Age-related Macular Degeneration

Age-related macular degeneration (AMD) is one of the most common causes of poor vision after age 60.

What is Age-related Macular Degeneration?

Age-related macular degeneration (AMD) is one of the most common causes of poor vision after age 60. Macular degeneration is a deterioration or breakdown of the macula (which gives us the ability to see “20/20” and provides the best color vision). When the macula does not function properly, the central vision can be affected by blurriness, dark areas or distortion.

Eye with and without AMD

What causes AMD?

Although the specific cause is unknown, AMD seems to be part of aging. While age is the most significant risk factor for developing AMD, heredity, blue eyes, high blood pressure, cardiovascular disease, and smoking have also been identified as risk factors. AMD accounts for 90 percent of new legal blindness in the US.

What are the symptoms?

The visual symptoms of AMD involve loss of central vision. While peripheral vision is unaffected, one loses the sharp, straight-ahead vision necessary for driving, reading, recognizing faces, and generally looking at detail.

Imagine being able to see a clock on the wall but unable to make out the time or unable to read because you could not see parts of words on the page.


What is the Difference Between Dry and Wet AMD?

The two most common types of AMD are “dry” (atrophic) and “wet” (exudative) AMD.

Nine out of 10 people who have AMD have the dry form, which results in thinning of the macula, the area of the retina responsible for central vision. Dry AMD takes many years to develop and vision loss is usually gradual.

The wet form of AMD occurs much less frequently (one out of 10 people) but is more serious. Abnormal blood vessels form underneath the retina at the back of the eye and these blood vessels leak fluid or blood and blur central vision. Vision loss is rapid and severe.

The Amsler Grid Test

Promising AMD research is being done on many fronts. In the meantime, high-intensity reading lamps, magnifiers, and other low-vision aids help people with AMD make the most of remaining vision.

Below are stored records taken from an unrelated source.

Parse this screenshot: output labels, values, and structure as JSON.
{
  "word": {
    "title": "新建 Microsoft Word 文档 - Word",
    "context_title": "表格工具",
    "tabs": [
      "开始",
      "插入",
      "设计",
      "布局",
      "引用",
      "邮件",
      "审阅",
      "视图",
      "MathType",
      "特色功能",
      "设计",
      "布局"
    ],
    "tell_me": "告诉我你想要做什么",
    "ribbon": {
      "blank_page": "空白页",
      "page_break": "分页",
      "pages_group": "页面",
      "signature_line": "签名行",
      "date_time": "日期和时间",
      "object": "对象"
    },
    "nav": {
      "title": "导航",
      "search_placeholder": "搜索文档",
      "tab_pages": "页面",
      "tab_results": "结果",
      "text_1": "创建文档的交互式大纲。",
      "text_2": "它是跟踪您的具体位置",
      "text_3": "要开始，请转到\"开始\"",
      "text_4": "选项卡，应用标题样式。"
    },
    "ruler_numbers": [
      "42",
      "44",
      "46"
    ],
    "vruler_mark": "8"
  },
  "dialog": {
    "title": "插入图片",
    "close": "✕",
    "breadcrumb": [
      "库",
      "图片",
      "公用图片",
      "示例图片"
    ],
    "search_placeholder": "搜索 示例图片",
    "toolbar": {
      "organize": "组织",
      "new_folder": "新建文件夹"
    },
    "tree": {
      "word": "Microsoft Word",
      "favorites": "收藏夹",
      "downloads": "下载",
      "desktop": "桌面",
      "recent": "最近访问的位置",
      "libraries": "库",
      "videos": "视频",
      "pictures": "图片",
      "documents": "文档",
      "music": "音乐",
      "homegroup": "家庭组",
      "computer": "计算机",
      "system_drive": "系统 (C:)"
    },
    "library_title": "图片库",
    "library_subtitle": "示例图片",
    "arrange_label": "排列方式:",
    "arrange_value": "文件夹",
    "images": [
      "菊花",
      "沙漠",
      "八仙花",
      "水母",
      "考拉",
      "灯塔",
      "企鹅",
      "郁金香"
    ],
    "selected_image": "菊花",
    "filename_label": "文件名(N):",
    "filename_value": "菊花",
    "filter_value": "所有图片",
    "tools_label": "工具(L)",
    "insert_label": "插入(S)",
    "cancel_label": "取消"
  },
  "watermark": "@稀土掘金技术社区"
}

Between eye exams, you can monitor your vision using a tool called an Amsler Grid Test. While focusing at the dot in the center, you may notice that the straight lines in the pattern appear wavy to you, or you may notice some lines are missing. Looking at an Amsler Grid on a daily basis will help you stay alert to any sudden changes in your vision.

Amsler Grid Test

To Use:

  1. If you wear glasses or contacts, make sure you are wearing them before you take the test.
  2. Position chart 14 inches away from your face (click HERE for printable version)
  3. Cover one eye with your hand.
  4. Focus on the dot in the center.
  5. Call our office if there is any change from your baseline the first time you took the test.

Please contact us today if you have any questions.


How is Age-related Macular Degeneration Treated?

Currently, there is no treatment for dry AMD but there are intervention measures, such as supplements. to delay and possibly prevent intermediate AMD from progressing to the advanced stage in which vision loss occurs. However, it is important to schedule regular follow-ups to monitor the eyes for conversion of dry AMD to wet AMD. Patients with end-stage AMD may also be eligible for the CentraSight’s Implantable Miniature Telescope (IMT), which projects images over healthy areas of the retina.

Treatment for wet AMD involves the administration of an anti-VEGF medication into the eye. Anti-VEGF agents suppress the growth of abnormal blood vessels under the retina and help restore vision. It is important that bleeding from wet AMD is detected early because wet AMD may involve scarring that is irreversible  Patients may require repeat injections to manage AMD.

Request an Appointment in San Jose or Gilroy, California

If you are experiencing issues with your vision or have been diagnosed with Age-related Macular Degeneration, request an appointment at or obtain a referral to South Bay Retina. We have two locations in the South Bay, San Jose and Gilroy. Contact the closest office to you to meet with Dr. Narain, an ophthalmologist and retina specialist. Call (408) 294-3534 for our San Jose and Gilroy office. You can also schedule an appointment online.


Treatments for Age-related Macular Degeneration

Call us at (408) 294-3534 or request online.

San Jose Office

Gilroy Office


We're happy to answer any questions you may have, feel free to call us at
(408) 294-3534